My own health was up and down for a good portion of the summer and fall (in a more stable place the last 6 weeks or so), but pales in comparison to Hans'. When I couldn't get out of bed myself for several hours at a whack on random days, and we're already working around Hans' treatment, it can make homeschooling even more challenging. I'd love to write a post soon about homeschooling through chronic illness (either child or parent). It's been a unique experience.

Gretchen and Martin have barely received a mention in this post! Gretchen is 6 and my creative, crafty one. She is my non-squeaky wheel. She is a good help, and loves to spend most of her time doing crafts: origami, cross-stitch, drawing, beading. . . anything she can get her hands on. She joined an American Heritage Girls troop this year and loves it. She, Hans, and Adrian all are doing Tae Kwon Do too, through a local TKD school.

Martin is 3 and all boy. My aunt got him a tiger shirt this summer that said "Life is an adventure" and "It's a jungle out there," and that pretty much sums up Martin perfectly. Rambunctious, fearless, exuberant. . . and also can be a perfect crank if he's over-tired or his blood-sugar has crashed ;-). He's a prolific talker, and can wax eloquently(?) for long periods of time about Octonauts or Wild Kratts, should a victim arise who will listen ;-).

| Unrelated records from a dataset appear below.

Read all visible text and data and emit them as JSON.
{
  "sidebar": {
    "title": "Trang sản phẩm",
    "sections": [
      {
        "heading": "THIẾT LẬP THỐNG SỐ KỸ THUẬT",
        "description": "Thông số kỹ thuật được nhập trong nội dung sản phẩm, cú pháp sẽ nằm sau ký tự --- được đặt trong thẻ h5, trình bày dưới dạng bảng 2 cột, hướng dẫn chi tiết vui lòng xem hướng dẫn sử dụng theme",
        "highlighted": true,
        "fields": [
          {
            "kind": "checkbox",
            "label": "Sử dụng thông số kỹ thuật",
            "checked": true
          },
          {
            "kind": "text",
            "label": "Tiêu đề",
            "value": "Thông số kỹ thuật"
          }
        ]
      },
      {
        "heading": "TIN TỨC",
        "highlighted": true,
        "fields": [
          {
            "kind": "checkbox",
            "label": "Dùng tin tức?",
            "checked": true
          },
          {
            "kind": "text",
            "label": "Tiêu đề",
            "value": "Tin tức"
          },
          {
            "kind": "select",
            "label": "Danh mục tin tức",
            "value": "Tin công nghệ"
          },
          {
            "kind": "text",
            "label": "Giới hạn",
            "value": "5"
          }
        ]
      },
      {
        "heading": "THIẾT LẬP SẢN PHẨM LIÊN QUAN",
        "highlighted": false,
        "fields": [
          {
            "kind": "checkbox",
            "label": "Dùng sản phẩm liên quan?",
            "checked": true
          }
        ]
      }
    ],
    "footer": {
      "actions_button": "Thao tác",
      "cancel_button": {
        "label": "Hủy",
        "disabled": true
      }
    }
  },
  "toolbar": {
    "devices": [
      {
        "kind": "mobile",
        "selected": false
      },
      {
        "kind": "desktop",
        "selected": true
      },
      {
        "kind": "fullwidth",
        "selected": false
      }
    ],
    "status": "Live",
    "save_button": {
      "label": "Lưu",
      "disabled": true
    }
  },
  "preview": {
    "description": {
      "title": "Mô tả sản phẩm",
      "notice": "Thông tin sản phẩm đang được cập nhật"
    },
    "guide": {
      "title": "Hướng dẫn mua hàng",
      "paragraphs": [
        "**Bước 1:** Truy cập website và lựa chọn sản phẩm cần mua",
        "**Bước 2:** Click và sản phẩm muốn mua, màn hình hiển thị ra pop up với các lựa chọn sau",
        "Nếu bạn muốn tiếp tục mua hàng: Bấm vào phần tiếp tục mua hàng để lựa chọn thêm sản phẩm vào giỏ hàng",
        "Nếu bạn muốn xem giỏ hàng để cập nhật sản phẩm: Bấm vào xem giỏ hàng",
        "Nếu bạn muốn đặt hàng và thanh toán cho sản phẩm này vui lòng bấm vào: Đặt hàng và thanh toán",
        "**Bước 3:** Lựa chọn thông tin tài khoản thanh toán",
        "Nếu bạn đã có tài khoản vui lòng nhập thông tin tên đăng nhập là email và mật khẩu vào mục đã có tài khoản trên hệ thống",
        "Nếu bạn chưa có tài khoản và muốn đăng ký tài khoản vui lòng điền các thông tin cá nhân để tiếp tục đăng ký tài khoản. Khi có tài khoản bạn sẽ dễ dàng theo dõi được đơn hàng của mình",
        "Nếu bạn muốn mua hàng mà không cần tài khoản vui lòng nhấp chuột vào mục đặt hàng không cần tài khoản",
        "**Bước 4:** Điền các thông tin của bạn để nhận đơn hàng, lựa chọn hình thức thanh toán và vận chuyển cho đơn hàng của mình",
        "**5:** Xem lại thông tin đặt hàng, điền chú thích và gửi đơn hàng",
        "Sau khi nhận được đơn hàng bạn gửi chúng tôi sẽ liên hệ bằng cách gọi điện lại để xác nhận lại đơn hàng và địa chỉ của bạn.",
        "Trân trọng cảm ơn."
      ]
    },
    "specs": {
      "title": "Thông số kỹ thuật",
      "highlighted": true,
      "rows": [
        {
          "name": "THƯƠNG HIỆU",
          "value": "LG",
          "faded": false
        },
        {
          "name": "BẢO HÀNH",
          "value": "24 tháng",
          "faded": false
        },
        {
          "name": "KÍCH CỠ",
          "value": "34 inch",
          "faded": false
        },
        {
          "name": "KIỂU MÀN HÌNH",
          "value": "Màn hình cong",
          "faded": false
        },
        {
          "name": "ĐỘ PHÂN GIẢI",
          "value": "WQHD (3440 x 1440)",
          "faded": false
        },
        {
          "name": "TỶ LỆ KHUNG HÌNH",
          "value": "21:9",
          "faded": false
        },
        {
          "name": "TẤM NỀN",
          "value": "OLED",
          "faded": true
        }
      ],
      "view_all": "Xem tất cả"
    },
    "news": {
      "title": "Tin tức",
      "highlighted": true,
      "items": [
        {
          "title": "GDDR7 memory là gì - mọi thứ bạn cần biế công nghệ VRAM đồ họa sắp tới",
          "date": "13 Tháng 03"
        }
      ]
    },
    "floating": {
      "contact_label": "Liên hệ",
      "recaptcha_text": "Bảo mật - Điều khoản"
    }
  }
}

Life is full. Challenging, but still good. God works all together for good for those He has called, and I count myself blessed to be of His number.